St. Albert has been experiencing a warmer winter than usual, but a cold snap is just around the corner said an analyst from Environment Canada.
“It’s going to turn cold,” said David Phillips, senior weather analyst with Environment Canada.
So far this year 42.9 cm of snow has dropped in the Edmonton area, including St. Albert. Only 0.2 cm of snow has dropped in so far this month, almost setting a record for the driest December.
Phillips said, however, it’s unlikely St. Albert will actually break the record as the month isn’t finished yet.
Louise Stewart, manager of parks and open spaces operations with the City of St. Albert, said that as of Friday crews have only completed six plowing cycles this winter.
Last winter a total of 138.4 cm of snow fell in the Edmonton area. The winter previously had a snowfall of 53.3 cm. The average snowfall is 118 cm, which means last year was well above the average while 2015 was well below.

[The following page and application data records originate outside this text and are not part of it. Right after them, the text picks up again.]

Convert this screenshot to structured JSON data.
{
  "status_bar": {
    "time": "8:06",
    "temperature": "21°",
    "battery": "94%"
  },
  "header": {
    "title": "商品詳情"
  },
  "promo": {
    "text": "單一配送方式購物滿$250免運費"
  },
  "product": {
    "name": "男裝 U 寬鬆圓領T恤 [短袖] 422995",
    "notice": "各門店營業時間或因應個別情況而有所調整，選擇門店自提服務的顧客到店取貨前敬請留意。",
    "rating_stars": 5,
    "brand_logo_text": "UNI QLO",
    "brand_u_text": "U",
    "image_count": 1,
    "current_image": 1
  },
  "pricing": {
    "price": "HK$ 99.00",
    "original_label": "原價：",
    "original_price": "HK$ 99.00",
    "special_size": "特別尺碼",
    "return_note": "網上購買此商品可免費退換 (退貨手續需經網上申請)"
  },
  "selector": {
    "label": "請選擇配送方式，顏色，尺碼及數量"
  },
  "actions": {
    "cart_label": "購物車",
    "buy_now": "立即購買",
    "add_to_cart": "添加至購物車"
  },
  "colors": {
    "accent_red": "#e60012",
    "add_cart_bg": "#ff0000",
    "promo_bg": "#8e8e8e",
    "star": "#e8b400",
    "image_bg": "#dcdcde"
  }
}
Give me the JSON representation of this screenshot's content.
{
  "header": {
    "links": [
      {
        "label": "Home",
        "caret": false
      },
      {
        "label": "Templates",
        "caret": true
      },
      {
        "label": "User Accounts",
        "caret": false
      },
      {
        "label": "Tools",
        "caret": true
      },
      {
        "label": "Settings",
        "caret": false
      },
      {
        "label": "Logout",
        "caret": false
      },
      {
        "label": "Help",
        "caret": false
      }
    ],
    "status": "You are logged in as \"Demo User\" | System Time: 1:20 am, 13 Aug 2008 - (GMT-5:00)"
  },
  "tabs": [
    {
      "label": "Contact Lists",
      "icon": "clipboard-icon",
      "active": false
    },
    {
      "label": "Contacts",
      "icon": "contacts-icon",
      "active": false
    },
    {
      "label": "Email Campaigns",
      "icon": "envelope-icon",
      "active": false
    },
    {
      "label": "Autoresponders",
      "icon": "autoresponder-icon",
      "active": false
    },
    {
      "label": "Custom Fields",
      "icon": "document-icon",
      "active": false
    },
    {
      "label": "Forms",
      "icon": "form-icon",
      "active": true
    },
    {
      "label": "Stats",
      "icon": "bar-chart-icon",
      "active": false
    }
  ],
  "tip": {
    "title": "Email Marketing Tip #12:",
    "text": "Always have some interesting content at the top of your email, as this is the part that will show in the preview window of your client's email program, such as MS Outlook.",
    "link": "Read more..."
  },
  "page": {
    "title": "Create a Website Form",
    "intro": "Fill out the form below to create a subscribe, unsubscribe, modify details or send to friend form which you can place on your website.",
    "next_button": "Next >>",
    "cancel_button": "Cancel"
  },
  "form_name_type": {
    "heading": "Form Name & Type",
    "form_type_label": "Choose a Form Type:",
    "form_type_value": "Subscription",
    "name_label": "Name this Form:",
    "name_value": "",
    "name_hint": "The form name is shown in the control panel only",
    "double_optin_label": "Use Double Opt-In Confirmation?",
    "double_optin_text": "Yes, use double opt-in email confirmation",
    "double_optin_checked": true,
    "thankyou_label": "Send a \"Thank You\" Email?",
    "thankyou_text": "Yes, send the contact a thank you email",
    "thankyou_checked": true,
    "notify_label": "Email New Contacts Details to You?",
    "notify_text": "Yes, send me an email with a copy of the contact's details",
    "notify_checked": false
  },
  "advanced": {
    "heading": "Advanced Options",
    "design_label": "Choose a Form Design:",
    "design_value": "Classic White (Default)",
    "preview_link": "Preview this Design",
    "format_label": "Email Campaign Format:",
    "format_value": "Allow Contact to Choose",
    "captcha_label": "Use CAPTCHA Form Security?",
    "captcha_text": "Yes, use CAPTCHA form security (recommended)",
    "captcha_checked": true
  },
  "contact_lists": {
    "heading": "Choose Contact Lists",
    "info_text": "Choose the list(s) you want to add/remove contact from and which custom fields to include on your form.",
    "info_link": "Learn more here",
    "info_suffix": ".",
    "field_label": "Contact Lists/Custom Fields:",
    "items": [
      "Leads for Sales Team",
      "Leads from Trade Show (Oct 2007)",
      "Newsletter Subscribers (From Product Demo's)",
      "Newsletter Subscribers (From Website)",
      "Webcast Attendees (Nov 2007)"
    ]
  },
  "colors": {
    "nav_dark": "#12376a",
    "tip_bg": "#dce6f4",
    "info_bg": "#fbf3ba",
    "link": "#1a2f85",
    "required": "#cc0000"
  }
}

So far this winter the average temperature has been 3.2 C. Last year the average winter temperature was 4.1 C.
Phillips said there were 39 days of cold weather below -20 C last year. To date there have been six days of cold weather, all of which occurred in November.
The lowest temperature in 2017 was -32.5 C on Jan. 10. The previous year had a coldest temperature of -32.8 C on Dec. 17.
The warmest temperature St. Albert reached this year was 31.2 C on May 31. In 2016 the warmest day reached 29.8 C on May 7.
“What’s odd is that the warmest temperature was in May and not in the summer,” he said, adding that it’s hard to know why that occurred.
The total precipitation for this year, which includes both snow and rain, has been 484 mm. Last year was comparable with a total of 496 mm precipitation.
The average amount of precipitation is 446 mm, which means the last two years have been wetter than normal. Phillips said the wet years were caused by an increase in Pacific storms coming into the region.
On May 24 Edmonton broke a 1920 record for wettest day with a total of 44.7 mm of rain. Wind damage caused by the storm cost insurance companies $63 million from Edmonton to Red Deer.
Earlier in the year St. Albert weathered some significant wind events in May, June and July. Over the summer the city lost around 200 trees and more than 700 were damaged.
“Our trees are very acclimated to a west/north-west wind and can move and sway with little damage. When winds swirl or change direction it can cause different movements in the trees, sometimes resulting in tree failure,” Stewart said.
The city plans on replacing most of the trees that were lost. Stewart said some would be covered by insurance, while others will be covered by the city’s tree replacement program.
The replacements will be planted in the next one to two years, with costs ranging between $500 to $1,000 per tree.